Many members of the Gilgit – Baltistan Legislative Assembly (GBLA) had been raising objections with the federal government, accusing it of concentrating policy making power in the hands of the non-elected GB Council. The voices of dissent, few in number and frequency, were not very strong though.
Last week, however, the barely audible complaints turned into a rare roar.
“Vital departments and subjects have fraudulently been kept with the [GB] Council”, Law Minister Wazir Shakeel told his fellow legislators in the assembly, responding to a question. He went on to say that the GBLA’s authority does not exceed that of a “municipal corporation”, authorized to charge some taxes and legislate on issues like rights of animals.
The otherwise cool lawyer-turned-politician, in an unprecedented manner, lambasted the federal government by saying that a “fraud” had been committed with the people of Gilgit – Baltistan, ‘by depriving their elected leaders of power and authority’.

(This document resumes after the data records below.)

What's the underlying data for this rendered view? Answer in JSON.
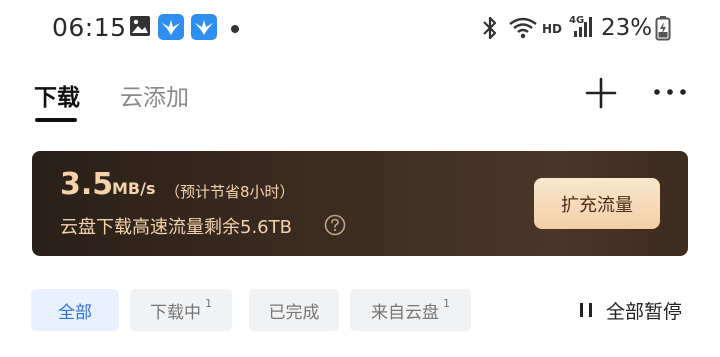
{
  "status_bar": {
    "time": "06:15",
    "hd": "HD",
    "network": "4G",
    "battery": "23%"
  },
  "header": {
    "tabs": [
      {
        "label": "下载",
        "active": true
      },
      {
        "label": "云添加",
        "active": false
      }
    ]
  },
  "banner": {
    "speed_value": "3.5",
    "speed_unit": "MB/s",
    "speed_note": "（预计节省8小时）",
    "quota_text": "云盘下载高速流量剩余5.6TB",
    "button_label": "扩充流量"
  },
  "filters": [
    {
      "label": "全部",
      "badge": "",
      "active": true
    },
    {
      "label": "下载中",
      "badge": "1",
      "active": false
    },
    {
      "label": "已完成",
      "badge": "",
      "active": false
    },
    {
      "label": "来自云盘",
      "badge": "1",
      "active": false
    }
  ],
  "pause_all_label": "全部暂停",
  "icons": {
    "image": "image-icon",
    "app": "bird-app-icon",
    "bluetooth": "bluetooth-icon",
    "wifi": "wifi-icon",
    "signal": "signal-icon",
    "battery": "battery-icon",
    "add": "plus-icon",
    "more": "more-icon",
    "help": "help-icon",
    "pause": "pause-icon"
  },
  "colors": {
    "accent": "#2f6fd6",
    "banner_text": "#f3d2ac",
    "banner_button": "#f2cfa6"
  }
}
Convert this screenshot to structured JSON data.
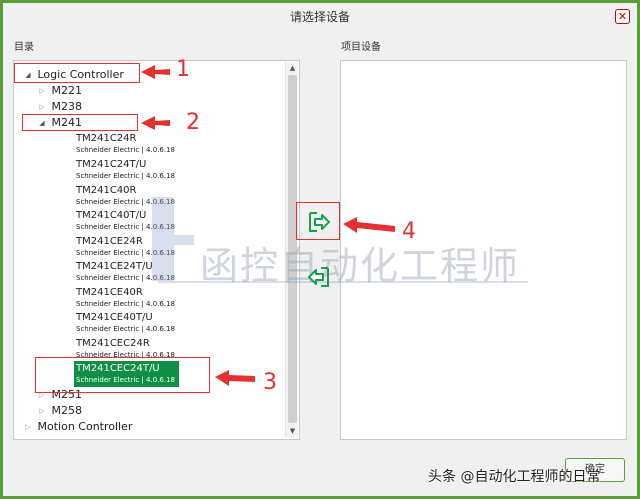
{
  "dialog": {
    "title": "请选择设备",
    "close_label": "✕",
    "left_label": "目录",
    "right_label": "项目设备",
    "ok_label": "确定"
  },
  "tree": {
    "logic_controller": "Logic Controller",
    "m221": "M221",
    "m238": "M238",
    "m241": "M241",
    "m251": "M251",
    "m258": "M258",
    "motion_controller": "Motion Controller",
    "devices": [
      {
        "name": "TM241C24R",
        "sub": "Schneider Electric | 4.0.6.18"
      },
      {
        "name": "TM241C24T/U",
        "sub": "Schneider Electric | 4.0.6.18"
      },
      {
        "name": "TM241C40R",
        "sub": "Schneider Electric | 4.0.6.18"
      },
      {
        "name": "TM241C40T/U",
        "sub": "Schneider Electric | 4.0.6.18"
      },
      {
        "name": "TM241CE24R",
        "sub": "Schneider Electric | 4.0.6.18"
      },
      {
        "name": "TM241CE24T/U",
        "sub": "Schneider Electric | 4.0.6.18"
      },
      {
        "name": "TM241CE40R",
        "sub": "Schneider Electric | 4.0.6.18"
      },
      {
        "name": "TM241CE40T/U",
        "sub": "Schneider Electric | 4.0.6.18"
      },
      {
        "name": "TM241CEC24R",
        "sub": "Schneider Electric | 4.0.6.18"
      },
      {
        "name": "TM241CEC24T/U",
        "sub": "Schneider Electric | 4.0.6.18"
      }
    ]
  },
  "callouts": [
    "1",
    "2",
    "3",
    "4"
  ],
  "watermark": "函控自动化工程师",
  "credit": "头条 @自动化工程师的日常",
  "colors": {
    "frame": "#5a9e3a",
    "selected": "#0f8f46",
    "callout": "#e53030",
    "move_icon": "#1aa04a"
  }
}
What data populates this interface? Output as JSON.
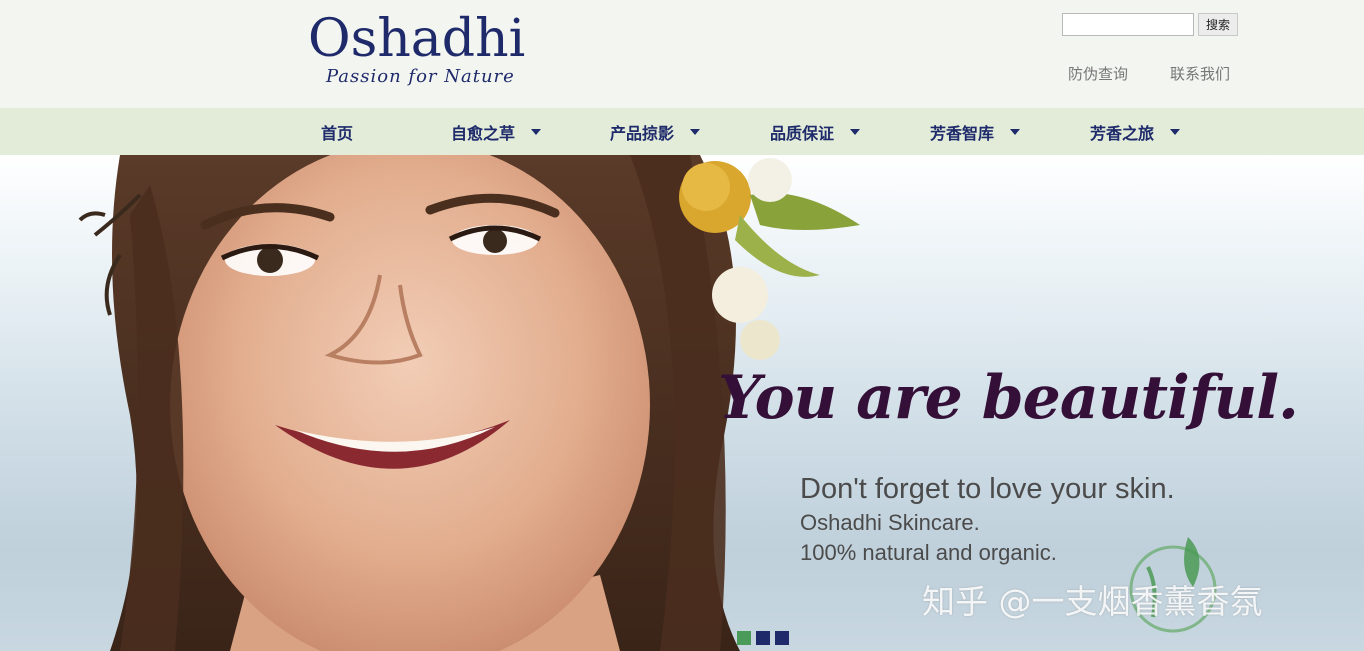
{
  "brand": {
    "title": "Oshadhi",
    "tagline": "Passion for Nature"
  },
  "search": {
    "value": "",
    "placeholder": "",
    "button_label": "搜索"
  },
  "top_links": [
    "防伪查询",
    "联系我们"
  ],
  "nav": [
    {
      "label": "首页",
      "has_dropdown": false
    },
    {
      "label": "自愈之草",
      "has_dropdown": true
    },
    {
      "label": "产品掠影",
      "has_dropdown": true
    },
    {
      "label": "品质保证",
      "has_dropdown": true
    },
    {
      "label": "芳香智库",
      "has_dropdown": true
    },
    {
      "label": "芳香之旅",
      "has_dropdown": true
    }
  ],
  "hero": {
    "headline": "You are beautiful.",
    "line1": "Don't forget to love your skin.",
    "line2": "Oshadhi Skincare.",
    "line3": "100% natural and organic.",
    "slides_count": 3,
    "active_slide": 1
  },
  "watermark": {
    "text": "知乎 @一支烟香薰香氛"
  },
  "colors": {
    "brand_navy": "#1f2a6b",
    "nav_bg": "#e2ecd9",
    "headline_purple": "#341038",
    "active_dot": "#4a9a5a"
  }
}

Shakil’s stand brought to surface the conflict and mistrust that has existed between members of the GBLA and the GB Council since promulgation of the presidential ordinance in 2009. The “Self Governance and Empowerment Ordinance” had proposed formation of a non-elected Council, practically functioning above the Gilgit – Baltistan Legislative Assembly.
The GB Council, dominated by the federal government, is authorized to make policies and laws related to water, minerals, energy, tourism and forest, some of the most strategic resources of Gilgit – Baltistan. The Council is also authorized to levy taxes in the region.
In this scenario, it is not difficult to see that the package is skewed in favour of Islamabad. This tilt, in reality, is a negation of the spirit of the 2009 presidential order, which promised “empowerment” and “self governance” for the region.
For real ‘empowerment’ and ‘self governance’ the federal authorities will have to relinquish more of their powers and let the elected representatives of GB make laws and policies related to the region’s resources and other important issues. This will create a sense of ownership among the elected leaders of GB and help them gain confidence for resolving issues of the people. Symbolic structures and gestures can be good political statements, but they will fail to address grievances of the region’s populace.